[THE INPUT]:

- - - - -

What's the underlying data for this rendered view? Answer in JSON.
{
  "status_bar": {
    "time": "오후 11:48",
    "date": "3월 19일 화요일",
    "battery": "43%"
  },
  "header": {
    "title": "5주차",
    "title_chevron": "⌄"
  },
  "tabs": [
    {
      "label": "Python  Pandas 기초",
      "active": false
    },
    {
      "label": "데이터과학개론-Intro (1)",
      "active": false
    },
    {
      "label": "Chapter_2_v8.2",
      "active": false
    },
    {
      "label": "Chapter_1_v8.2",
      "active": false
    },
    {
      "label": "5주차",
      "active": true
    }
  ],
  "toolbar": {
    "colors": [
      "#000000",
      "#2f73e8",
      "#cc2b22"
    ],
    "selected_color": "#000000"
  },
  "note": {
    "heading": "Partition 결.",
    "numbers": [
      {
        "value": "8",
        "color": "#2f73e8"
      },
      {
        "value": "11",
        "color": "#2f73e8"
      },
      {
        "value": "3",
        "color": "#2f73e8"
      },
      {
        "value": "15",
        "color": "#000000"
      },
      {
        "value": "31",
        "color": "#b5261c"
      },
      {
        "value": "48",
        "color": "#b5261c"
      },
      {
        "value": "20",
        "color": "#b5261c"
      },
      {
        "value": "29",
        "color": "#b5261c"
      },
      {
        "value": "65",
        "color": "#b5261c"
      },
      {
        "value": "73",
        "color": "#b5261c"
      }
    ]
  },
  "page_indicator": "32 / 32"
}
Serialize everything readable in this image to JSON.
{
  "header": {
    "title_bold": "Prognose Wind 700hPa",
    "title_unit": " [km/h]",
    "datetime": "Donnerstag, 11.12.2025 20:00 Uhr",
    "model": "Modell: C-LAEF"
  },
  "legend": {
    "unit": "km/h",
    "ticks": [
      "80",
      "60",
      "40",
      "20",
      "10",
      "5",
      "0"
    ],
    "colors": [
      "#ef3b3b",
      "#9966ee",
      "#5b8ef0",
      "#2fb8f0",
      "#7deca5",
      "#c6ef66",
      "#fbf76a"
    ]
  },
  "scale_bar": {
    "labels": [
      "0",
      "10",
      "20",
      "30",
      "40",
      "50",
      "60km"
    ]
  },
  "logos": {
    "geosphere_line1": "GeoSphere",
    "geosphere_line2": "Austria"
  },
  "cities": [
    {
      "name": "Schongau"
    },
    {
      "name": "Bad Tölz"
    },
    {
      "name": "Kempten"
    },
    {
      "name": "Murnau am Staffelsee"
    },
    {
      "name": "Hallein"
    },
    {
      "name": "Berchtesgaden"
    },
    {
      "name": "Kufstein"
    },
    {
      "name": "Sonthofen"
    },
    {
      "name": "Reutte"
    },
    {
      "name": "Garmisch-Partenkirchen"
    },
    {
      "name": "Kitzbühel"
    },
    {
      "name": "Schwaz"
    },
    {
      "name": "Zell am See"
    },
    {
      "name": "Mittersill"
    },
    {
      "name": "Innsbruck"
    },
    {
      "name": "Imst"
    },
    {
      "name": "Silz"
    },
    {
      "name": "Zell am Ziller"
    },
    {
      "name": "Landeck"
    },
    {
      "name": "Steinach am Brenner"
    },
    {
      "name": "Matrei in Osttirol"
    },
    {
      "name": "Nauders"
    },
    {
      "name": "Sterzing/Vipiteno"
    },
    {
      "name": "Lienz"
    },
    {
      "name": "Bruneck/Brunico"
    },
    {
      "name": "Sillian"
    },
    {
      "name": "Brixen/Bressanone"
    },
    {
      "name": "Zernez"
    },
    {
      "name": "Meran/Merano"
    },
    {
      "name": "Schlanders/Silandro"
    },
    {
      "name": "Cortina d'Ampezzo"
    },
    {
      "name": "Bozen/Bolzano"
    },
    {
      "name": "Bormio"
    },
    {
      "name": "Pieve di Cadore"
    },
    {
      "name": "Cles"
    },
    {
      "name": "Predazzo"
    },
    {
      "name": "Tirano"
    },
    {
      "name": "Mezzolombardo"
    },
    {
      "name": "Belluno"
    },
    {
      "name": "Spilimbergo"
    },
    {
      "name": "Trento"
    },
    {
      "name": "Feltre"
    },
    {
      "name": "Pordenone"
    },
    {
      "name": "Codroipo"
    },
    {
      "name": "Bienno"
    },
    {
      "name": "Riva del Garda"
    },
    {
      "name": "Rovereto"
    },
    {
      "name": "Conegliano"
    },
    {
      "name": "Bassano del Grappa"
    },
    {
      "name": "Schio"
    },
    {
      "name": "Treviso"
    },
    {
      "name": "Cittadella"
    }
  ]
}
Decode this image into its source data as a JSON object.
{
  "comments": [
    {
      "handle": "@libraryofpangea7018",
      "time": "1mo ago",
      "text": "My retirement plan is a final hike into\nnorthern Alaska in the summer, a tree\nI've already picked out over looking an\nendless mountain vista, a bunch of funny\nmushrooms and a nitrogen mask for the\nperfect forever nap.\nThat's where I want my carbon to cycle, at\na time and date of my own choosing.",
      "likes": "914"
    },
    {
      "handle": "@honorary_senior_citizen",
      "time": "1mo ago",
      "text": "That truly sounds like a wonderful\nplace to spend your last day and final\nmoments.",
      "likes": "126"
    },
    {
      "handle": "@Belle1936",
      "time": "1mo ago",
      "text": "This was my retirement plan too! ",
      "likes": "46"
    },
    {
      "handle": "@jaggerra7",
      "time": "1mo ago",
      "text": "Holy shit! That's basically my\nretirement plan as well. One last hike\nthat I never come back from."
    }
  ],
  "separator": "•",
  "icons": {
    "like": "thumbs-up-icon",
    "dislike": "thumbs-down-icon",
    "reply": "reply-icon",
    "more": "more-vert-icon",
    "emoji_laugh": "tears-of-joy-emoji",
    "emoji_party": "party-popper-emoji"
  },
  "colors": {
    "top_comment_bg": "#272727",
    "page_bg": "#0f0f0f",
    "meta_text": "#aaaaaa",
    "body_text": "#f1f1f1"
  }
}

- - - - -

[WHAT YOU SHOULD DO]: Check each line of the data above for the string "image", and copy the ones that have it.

[TASK RESPONSE]:
Serialize everything readable in this image to JSON.
Decode this image into its source data as a JSON object.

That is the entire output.